Are they the beneficial owner of the company who is applying for the loan or investing with you?

Private lenders need to establish to a reasonable extent that the people they are dealing with are the beneficial owners of the entities requesting the loan or investing with them. Money launderers may seek to further exploit the anonymity of online applications by applying for a loan through a firm that they control and concealing their ownership to avoid AML identity verification measures and the scrutiny of authorities.

Solution:  Always get the underlying documents of a company. Most companies must file a Statement of Information with the state they are incorporated or organized in identifying the owners or managers of an entity. Have a copy for your records.

Let Us Get You Compliant with Knowing Your Borrower and Investor (AML Laws)

When it comes to AML, private lenders must abide by a range of rules and regulations designed to ensure that they spot suspicious activity and report it to the authorities promptly. You are required to implement AML laws as a private lender, and you must implement AML lending programs. Below is my recommendation of what to implement:
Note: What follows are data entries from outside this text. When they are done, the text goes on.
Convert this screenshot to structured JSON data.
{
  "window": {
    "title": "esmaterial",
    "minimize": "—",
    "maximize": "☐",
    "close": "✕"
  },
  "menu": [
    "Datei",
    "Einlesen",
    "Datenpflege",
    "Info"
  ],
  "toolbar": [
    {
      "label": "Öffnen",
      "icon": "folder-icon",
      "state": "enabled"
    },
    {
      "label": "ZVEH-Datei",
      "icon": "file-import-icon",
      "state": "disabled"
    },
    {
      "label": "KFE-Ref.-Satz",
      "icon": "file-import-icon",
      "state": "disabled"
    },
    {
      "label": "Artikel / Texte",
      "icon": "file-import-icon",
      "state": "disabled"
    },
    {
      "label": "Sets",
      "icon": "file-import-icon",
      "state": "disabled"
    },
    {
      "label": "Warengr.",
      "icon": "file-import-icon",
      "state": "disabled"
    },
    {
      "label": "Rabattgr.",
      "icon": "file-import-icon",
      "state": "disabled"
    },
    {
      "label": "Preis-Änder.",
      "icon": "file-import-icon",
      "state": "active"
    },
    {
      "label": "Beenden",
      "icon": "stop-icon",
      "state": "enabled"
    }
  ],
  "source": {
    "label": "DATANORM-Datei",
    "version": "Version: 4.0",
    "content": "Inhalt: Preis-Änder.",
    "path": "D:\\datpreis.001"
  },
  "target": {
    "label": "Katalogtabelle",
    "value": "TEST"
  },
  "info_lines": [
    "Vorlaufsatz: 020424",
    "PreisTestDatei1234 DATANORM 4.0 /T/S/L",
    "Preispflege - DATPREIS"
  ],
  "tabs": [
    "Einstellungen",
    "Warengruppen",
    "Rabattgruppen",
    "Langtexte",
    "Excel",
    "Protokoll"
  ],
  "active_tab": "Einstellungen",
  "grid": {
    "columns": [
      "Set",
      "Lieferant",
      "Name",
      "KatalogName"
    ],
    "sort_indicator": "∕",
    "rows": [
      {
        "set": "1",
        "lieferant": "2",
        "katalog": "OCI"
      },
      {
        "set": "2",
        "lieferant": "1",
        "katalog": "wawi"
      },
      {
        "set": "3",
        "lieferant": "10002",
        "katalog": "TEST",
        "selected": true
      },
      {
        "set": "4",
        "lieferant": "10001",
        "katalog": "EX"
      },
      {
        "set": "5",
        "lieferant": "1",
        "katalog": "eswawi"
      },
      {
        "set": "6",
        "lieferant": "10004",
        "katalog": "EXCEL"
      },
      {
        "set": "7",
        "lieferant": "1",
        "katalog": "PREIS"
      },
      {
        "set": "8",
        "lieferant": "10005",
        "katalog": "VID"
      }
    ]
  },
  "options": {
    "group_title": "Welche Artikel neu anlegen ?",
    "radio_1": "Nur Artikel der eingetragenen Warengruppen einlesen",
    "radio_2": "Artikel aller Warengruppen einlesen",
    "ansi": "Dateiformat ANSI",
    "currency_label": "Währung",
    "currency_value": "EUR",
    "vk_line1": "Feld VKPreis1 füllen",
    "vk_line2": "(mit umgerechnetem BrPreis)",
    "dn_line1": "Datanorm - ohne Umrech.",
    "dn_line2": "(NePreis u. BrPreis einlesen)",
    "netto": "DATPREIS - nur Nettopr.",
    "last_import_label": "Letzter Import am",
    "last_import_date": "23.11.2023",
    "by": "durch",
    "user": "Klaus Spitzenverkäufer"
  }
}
  • Borrower and Investor Due Diligence: Private lenders should ensure that they obtain due diligence to determine that the borrower and/or investor are who they say they are. This means collecting enough verifiable information to have relative certainty they are who they say they are.
  • Digital Prevention.  Borrowers are especially able to adopt a pattern and practice of concealing their identity as they try to obtain money through either fraudulent means or at least by laundering.  Private lenders should develop processes and procedures to verify the identity of any transaction that originates solely online.

Red Flags: Certain AML lending “red flags” may indicate that customers of digital lending platforms are involved in money laundering. These red flags include:

  • Transactions above reporting thresholds.
  • Suspicious transactions patterns or transactions with high-risk countries.
  • Customers making multiple online loan transactions in a manner that indicates structuring.
  • Customers attempting to conceal their identity in online loan applications.
  • Frequent overpayment of loan repayments.
  • Transactions involving sanctioned customers, PEPs, or customers that are the subject of adverse media.

Conclusion: Be Safe, Be Vigilant and When in Doubt, Report

Private lenders should develop processes to comply with the above. If they do not, they can bet that their bank’s Bank Secrecy Officer (BSO) will be inquiring about the above. Should you have any questions, contact Geraci, and we can answer any of the above questions and guide you to compliance (and also help you not lose money).

Questions about this article? Reach out to our team below.